*TASK DETAILS:* Go through the records below and copy out every line holding "from".

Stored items

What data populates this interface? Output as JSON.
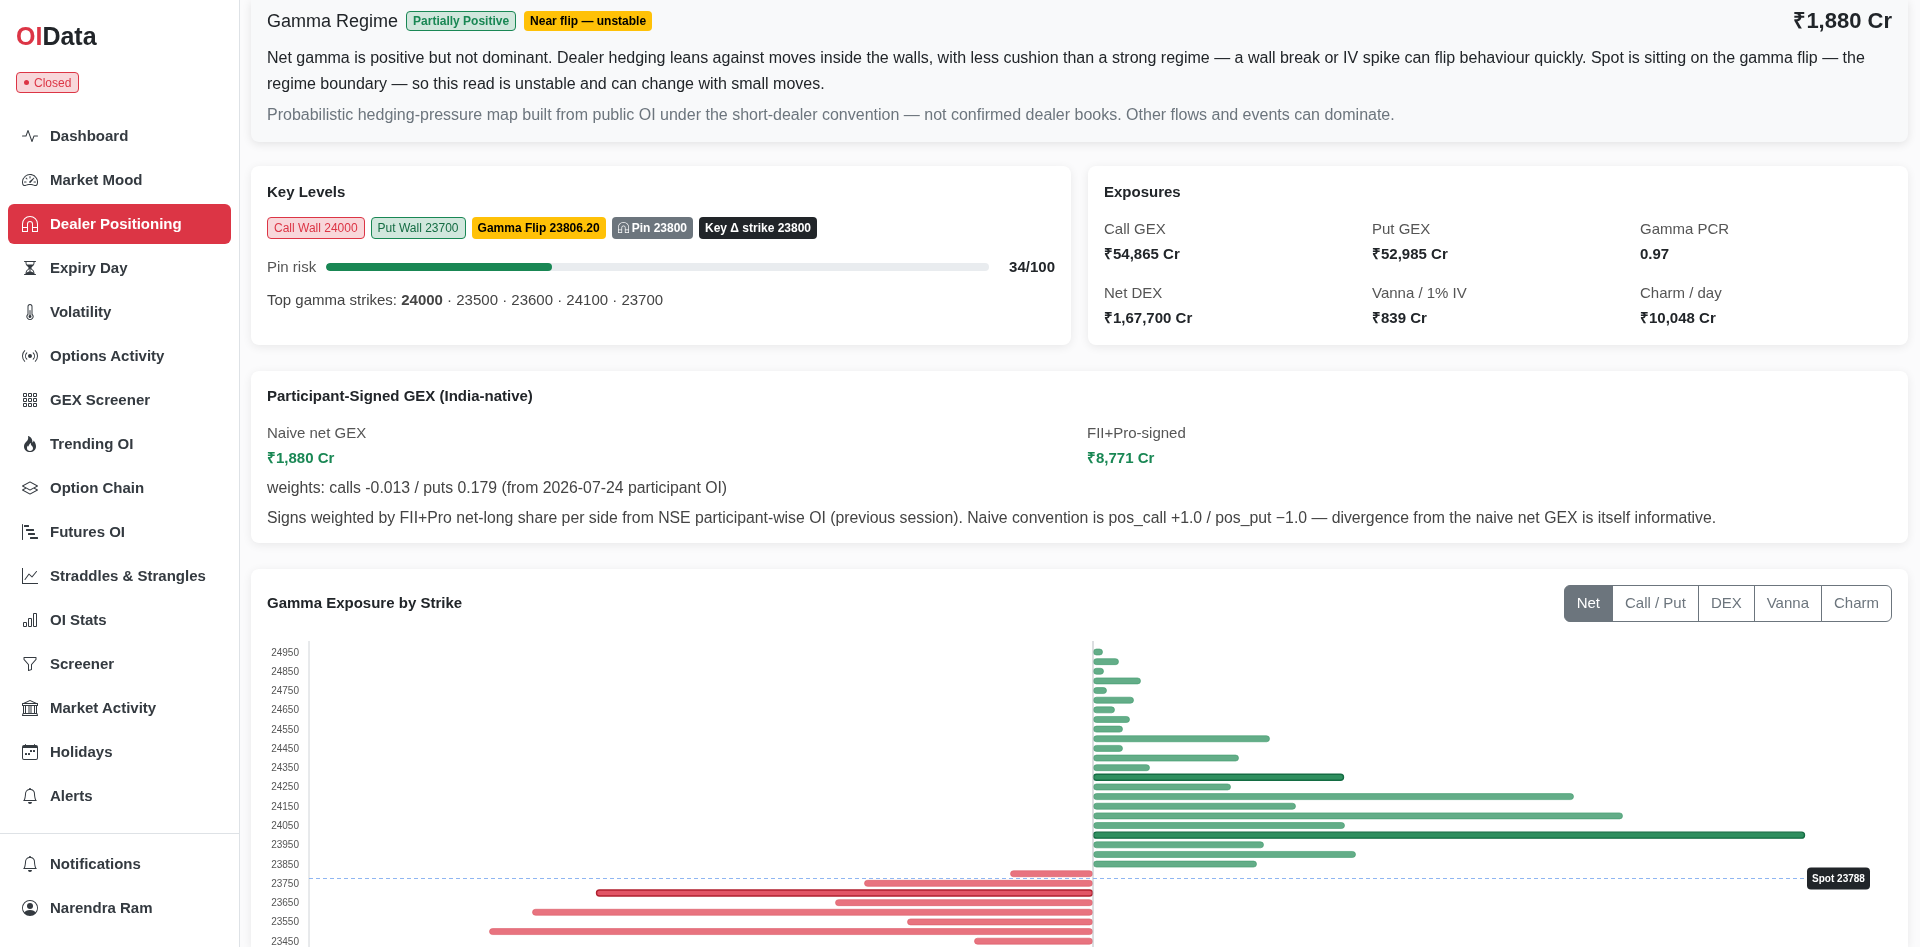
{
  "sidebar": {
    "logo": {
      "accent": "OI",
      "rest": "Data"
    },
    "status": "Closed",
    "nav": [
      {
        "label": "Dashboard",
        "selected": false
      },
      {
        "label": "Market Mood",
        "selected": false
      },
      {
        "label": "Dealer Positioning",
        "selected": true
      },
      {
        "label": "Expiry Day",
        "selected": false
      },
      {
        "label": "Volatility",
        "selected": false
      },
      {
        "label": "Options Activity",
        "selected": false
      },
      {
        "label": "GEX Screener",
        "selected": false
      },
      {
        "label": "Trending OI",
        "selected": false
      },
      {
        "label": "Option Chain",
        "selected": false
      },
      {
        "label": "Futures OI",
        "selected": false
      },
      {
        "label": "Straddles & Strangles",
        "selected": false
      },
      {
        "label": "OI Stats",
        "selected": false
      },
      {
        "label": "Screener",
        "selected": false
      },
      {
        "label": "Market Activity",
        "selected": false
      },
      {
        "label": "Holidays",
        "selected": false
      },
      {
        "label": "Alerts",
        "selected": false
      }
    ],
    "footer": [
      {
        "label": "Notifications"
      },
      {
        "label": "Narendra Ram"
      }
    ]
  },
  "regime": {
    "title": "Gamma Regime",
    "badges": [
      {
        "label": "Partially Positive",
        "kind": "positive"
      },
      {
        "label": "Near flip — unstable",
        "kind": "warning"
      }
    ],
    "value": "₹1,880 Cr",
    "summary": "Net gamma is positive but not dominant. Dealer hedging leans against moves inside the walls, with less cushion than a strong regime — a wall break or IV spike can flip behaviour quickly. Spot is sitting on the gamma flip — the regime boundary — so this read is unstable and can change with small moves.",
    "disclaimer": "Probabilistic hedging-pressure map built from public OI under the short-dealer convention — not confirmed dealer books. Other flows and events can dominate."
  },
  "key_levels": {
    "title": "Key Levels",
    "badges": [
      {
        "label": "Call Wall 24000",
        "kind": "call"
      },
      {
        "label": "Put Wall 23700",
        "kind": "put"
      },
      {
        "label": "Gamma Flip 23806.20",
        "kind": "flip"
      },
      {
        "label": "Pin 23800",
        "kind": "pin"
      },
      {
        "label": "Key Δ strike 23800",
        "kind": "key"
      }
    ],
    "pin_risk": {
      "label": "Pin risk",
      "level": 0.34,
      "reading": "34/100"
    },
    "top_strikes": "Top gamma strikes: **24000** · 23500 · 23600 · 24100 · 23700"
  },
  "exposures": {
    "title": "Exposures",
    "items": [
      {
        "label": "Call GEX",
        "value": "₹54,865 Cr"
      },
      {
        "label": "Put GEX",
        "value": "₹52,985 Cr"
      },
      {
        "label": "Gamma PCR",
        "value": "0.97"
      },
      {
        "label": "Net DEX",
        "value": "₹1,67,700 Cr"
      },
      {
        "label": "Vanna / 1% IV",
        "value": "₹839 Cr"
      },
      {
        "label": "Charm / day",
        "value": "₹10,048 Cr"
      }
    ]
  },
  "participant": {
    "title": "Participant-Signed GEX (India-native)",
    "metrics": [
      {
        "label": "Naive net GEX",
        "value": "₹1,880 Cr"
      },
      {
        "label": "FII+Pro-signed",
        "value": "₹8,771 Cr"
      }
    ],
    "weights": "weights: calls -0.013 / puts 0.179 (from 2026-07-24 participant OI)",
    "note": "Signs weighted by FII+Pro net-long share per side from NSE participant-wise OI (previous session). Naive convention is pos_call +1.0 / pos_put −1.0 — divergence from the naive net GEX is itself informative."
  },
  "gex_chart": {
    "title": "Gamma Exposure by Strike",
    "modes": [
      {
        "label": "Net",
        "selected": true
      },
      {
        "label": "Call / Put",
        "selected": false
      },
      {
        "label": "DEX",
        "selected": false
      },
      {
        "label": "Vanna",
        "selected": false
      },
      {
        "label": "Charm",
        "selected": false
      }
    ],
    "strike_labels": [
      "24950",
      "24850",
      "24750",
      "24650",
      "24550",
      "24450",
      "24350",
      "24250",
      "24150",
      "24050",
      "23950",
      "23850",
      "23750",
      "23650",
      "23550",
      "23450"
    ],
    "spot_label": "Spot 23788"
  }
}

*RESPONSE:*
    "disclaimer": "Probabilistic hedging-pressure map built from public OI under the short-dealer convention — not confirmed dealer books. Other flows and events can dominate."
    "weights": "weights: calls -0.013 / puts 0.179 (from 2026-07-24 participant OI)",
    "note": "Signs weighted by FII+Pro net-long share per side from NSE participant-wise OI (previous session). Naive convention is pos_call +1.0 / pos_put −1.0 — divergence from the naive net GEX is itself informative."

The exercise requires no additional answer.